[Items from an interface collection]
════════════════════

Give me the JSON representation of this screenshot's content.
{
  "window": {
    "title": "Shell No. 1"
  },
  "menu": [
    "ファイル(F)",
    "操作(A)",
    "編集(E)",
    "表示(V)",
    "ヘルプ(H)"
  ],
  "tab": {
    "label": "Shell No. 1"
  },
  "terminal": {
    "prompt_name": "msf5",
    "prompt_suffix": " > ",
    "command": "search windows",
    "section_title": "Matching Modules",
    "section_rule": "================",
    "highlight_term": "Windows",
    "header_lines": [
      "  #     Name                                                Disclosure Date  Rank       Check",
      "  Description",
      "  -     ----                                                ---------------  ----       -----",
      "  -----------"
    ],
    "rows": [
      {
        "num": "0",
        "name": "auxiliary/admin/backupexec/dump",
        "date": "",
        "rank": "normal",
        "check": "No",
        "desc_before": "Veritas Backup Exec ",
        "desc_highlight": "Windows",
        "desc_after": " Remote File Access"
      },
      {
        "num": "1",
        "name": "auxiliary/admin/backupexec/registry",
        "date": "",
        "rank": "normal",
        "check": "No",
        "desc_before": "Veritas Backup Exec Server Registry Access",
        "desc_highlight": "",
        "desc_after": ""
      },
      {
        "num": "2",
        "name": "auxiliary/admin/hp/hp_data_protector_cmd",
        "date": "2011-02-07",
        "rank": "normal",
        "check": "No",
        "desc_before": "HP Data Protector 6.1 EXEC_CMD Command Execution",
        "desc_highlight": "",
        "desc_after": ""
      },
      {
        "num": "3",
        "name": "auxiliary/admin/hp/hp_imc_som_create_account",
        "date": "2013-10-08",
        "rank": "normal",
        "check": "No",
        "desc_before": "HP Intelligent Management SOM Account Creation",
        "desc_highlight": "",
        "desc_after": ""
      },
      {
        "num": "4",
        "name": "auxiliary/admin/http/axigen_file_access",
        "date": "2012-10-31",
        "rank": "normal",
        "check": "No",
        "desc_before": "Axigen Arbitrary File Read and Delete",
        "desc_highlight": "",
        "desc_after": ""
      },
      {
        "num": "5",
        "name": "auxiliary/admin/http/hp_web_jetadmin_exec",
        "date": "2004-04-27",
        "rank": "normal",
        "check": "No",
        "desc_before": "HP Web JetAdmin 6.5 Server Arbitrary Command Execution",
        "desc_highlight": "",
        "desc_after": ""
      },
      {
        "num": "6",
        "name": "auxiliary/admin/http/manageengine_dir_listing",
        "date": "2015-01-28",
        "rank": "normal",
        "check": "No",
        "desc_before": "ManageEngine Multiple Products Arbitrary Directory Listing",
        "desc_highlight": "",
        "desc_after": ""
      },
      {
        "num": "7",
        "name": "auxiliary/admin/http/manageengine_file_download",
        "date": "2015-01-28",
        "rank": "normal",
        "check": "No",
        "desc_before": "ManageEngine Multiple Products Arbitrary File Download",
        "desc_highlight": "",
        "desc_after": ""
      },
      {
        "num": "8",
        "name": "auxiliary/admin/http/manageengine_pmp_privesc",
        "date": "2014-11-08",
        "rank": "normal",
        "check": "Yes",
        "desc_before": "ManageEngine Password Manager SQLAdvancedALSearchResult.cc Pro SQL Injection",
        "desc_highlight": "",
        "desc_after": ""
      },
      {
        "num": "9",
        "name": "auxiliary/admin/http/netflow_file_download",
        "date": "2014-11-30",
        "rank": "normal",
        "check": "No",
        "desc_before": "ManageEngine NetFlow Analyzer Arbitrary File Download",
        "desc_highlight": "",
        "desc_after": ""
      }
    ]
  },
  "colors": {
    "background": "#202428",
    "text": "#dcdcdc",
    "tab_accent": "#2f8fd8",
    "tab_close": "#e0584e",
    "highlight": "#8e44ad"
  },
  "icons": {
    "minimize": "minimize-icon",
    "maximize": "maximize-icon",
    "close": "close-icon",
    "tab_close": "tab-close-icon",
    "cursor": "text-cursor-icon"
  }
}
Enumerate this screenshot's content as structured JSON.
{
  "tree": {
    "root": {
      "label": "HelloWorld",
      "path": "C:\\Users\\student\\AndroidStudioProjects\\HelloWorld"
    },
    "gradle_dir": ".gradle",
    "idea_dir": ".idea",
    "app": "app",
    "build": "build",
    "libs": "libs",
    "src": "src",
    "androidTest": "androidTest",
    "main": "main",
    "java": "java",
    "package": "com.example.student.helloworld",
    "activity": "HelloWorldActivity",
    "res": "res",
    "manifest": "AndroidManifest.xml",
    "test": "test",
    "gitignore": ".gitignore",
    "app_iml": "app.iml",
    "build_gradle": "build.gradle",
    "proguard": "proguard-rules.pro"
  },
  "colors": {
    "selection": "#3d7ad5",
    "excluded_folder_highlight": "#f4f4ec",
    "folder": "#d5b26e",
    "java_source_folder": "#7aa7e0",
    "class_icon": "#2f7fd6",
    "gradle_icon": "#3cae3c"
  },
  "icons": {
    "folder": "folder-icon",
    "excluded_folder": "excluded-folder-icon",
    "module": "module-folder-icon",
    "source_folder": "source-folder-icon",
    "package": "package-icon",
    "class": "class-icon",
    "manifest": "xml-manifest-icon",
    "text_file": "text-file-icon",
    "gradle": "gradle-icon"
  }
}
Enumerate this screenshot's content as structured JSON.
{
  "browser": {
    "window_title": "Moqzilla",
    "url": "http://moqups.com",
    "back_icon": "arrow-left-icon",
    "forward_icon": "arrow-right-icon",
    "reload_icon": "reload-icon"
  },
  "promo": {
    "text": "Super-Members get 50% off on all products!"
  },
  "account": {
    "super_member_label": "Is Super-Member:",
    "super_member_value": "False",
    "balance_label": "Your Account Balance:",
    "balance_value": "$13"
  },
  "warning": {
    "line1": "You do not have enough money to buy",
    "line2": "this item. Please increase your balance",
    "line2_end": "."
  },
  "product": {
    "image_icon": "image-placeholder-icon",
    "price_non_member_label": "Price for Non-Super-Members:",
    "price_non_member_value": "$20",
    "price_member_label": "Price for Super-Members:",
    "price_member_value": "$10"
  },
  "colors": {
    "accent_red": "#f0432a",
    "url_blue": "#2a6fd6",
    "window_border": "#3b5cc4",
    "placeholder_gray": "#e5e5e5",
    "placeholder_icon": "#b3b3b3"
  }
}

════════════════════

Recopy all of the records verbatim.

= Response below =
Give me the JSON representation of this screenshot's content.
{
  "window": {
    "title": "Shell No. 1"
  },
  "menu": [
    "ファイル(F)",
    "操作(A)",
    "編集(E)",
    "表示(V)",
    "ヘルプ(H)"
  ],
  "tab": {
    "label": "Shell No. 1"
  },
  "terminal": {
    "prompt_name": "msf5",
    "prompt_suffix": " > ",
    "command": "search windows",
    "section_title": "Matching Modules",
    "section_rule": "================",
    "highlight_term": "Windows",
    "header_lines": [
      "  #     Name                                                Disclosure Date  Rank       Check",
      "  Description",
      "  -     ----                                                ---------------  ----       -----",
      "  -----------"
    ],
    "rows": [
      {
        "num": "0",
        "name": "auxiliary/admin/backupexec/dump",
        "date": "",
        "rank": "normal",
        "check": "No",
        "desc_before": "Veritas Backup Exec ",
        "desc_highlight": "Windows",
        "desc_after": " Remote File Access"
      },
      {
        "num": "1",
        "name": "auxiliary/admin/backupexec/registry",
        "date": "",
        "rank": "normal",
        "check": "No",
        "desc_before": "Veritas Backup Exec Server Registry Access",
        "desc_highlight": "",
        "desc_after": ""
      },
      {
        "num": "2",
        "name": "auxiliary/admin/hp/hp_data_protector_cmd",
        "date": "2011-02-07",
        "rank": "normal",
        "check": "No",
        "desc_before": "HP Data Protector 6.1 EXEC_CMD Command Execution",
        "desc_highlight": "",
        "desc_after": ""
      },
      {
        "num": "3",
        "name": "auxiliary/admin/hp/hp_imc_som_create_account",
        "date": "2013-10-08",
        "rank": "normal",
        "check": "No",
        "desc_before": "HP Intelligent Management SOM Account Creation",
        "desc_highlight": "",
        "desc_after": ""
      },
      {
        "num": "4",
        "name": "auxiliary/admin/http/axigen_file_access",
        "date": "2012-10-31",
        "rank": "normal",
        "check": "No",
        "desc_before": "Axigen Arbitrary File Read and Delete",
        "desc_highlight": "",
        "desc_after": ""
      },
      {
        "num": "5",
        "name": "auxiliary/admin/http/hp_web_jetadmin_exec",
        "date": "2004-04-27",
        "rank": "normal",
        "check": "No",
        "desc_before": "HP Web JetAdmin 6.5 Server Arbitrary Command Execution",
        "desc_highlight": "",
        "desc_after": ""
      },
      {
        "num": "6",
        "name": "auxiliary/admin/http/manageengine_dir_listing",
        "date": "2015-01-28",
        "rank": "normal",
        "check": "No",
        "desc_before": "ManageEngine Multiple Products Arbitrary Directory Listing",
        "desc_highlight": "",
        "desc_after": ""
      },
      {
        "num": "7",
        "name": "auxiliary/admin/http/manageengine_file_download",
        "date": "2015-01-28",
        "rank": "normal",
        "check": "No",
        "desc_before": "ManageEngine Multiple Products Arbitrary File Download",
        "desc_highlight": "",
        "desc_after": ""
      },
      {
        "num": "8",
        "name": "auxiliary/admin/http/manageengine_pmp_privesc",
        "date": "2014-11-08",
        "rank": "normal",
        "check": "Yes",
        "desc_before": "ManageEngine Password Manager SQLAdvancedALSearchResult.cc Pro SQL Injection",
        "desc_highlight": "",
        "desc_after": ""
      },
      {
        "num": "9",
        "name": "auxiliary/admin/http/netflow_file_download",
        "date": "2014-11-30",
        "rank": "normal",
        "check": "No",
        "desc_before": "ManageEngine NetFlow Analyzer Arbitrary File Download",
        "desc_highlight": "",
        "desc_after": ""
      }
    ]
  },
  "colors": {
    "background": "#202428",
    "text": "#dcdcdc",
    "tab_accent": "#2f8fd8",
    "tab_close": "#e0584e",
    "highlight": "#8e44ad"
  },
  "icons": {
    "minimize": "minimize-icon",
    "maximize": "maximize-icon",
    "close": "close-icon",
    "tab_close": "tab-close-icon",
    "cursor": "text-cursor-icon"
  }
}
Enumerate this screenshot's content as structured JSON.
{
  "tree": {
    "root": {
      "label": "HelloWorld",
      "path": "C:\\Users\\student\\AndroidStudioProjects\\HelloWorld"
    },
    "gradle_dir": ".gradle",
    "idea_dir": ".idea",
    "app": "app",
    "build": "build",
    "libs": "libs",
    "src": "src",
    "androidTest": "androidTest",
    "main": "main",
    "java": "java",
    "package": "com.example.student.helloworld",
    "activity": "HelloWorldActivity",
    "res": "res",
    "manifest": "AndroidManifest.xml",
    "test": "test",
    "gitignore": ".gitignore",
    "app_iml": "app.iml",
    "build_gradle": "build.gradle",
    "proguard": "proguard-rules.pro"
  },
  "colors": {
    "selection": "#3d7ad5",
    "excluded_folder_highlight": "#f4f4ec",
    "folder": "#d5b26e",
    "java_source_folder": "#7aa7e0",
    "class_icon": "#2f7fd6",
    "gradle_icon": "#3cae3c"
  },
  "icons": {
    "folder": "folder-icon",
    "excluded_folder": "excluded-folder-icon",
    "module": "module-folder-icon",
    "source_folder": "source-folder-icon",
    "package": "package-icon",
    "class": "class-icon",
    "manifest": "xml-manifest-icon",
    "text_file": "text-file-icon",
    "gradle": "gradle-icon"
  }
}
Enumerate this screenshot's content as structured JSON.
{
  "browser": {
    "window_title": "Moqzilla",
    "url": "http://moqups.com",
    "back_icon": "arrow-left-icon",
    "forward_icon": "arrow-right-icon",
    "reload_icon": "reload-icon"
  },
  "promo": {
    "text": "Super-Members get 50% off on all products!"
  },
  "account": {
    "super_member_label": "Is Super-Member:",
    "super_member_value": "False",
    "balance_label": "Your Account Balance:",
    "balance_value": "$13"
  },
  "warning": {
    "line1": "You do not have enough money to buy",
    "line2": "this item. Please increase your balance",
    "line2_end": "."
  },
  "product": {
    "image_icon": "image-placeholder-icon",
    "price_non_member_label": "Price for Non-Super-Members:",
    "price_non_member_value": "$20",
    "price_member_label": "Price for Super-Members:",
    "price_member_value": "$10"
  },
  "colors": {
    "accent_red": "#f0432a",
    "url_blue": "#2a6fd6",
    "window_border": "#3b5cc4",
    "placeholder_gray": "#e5e5e5",
    "placeholder_icon": "#b3b3b3"
  }
}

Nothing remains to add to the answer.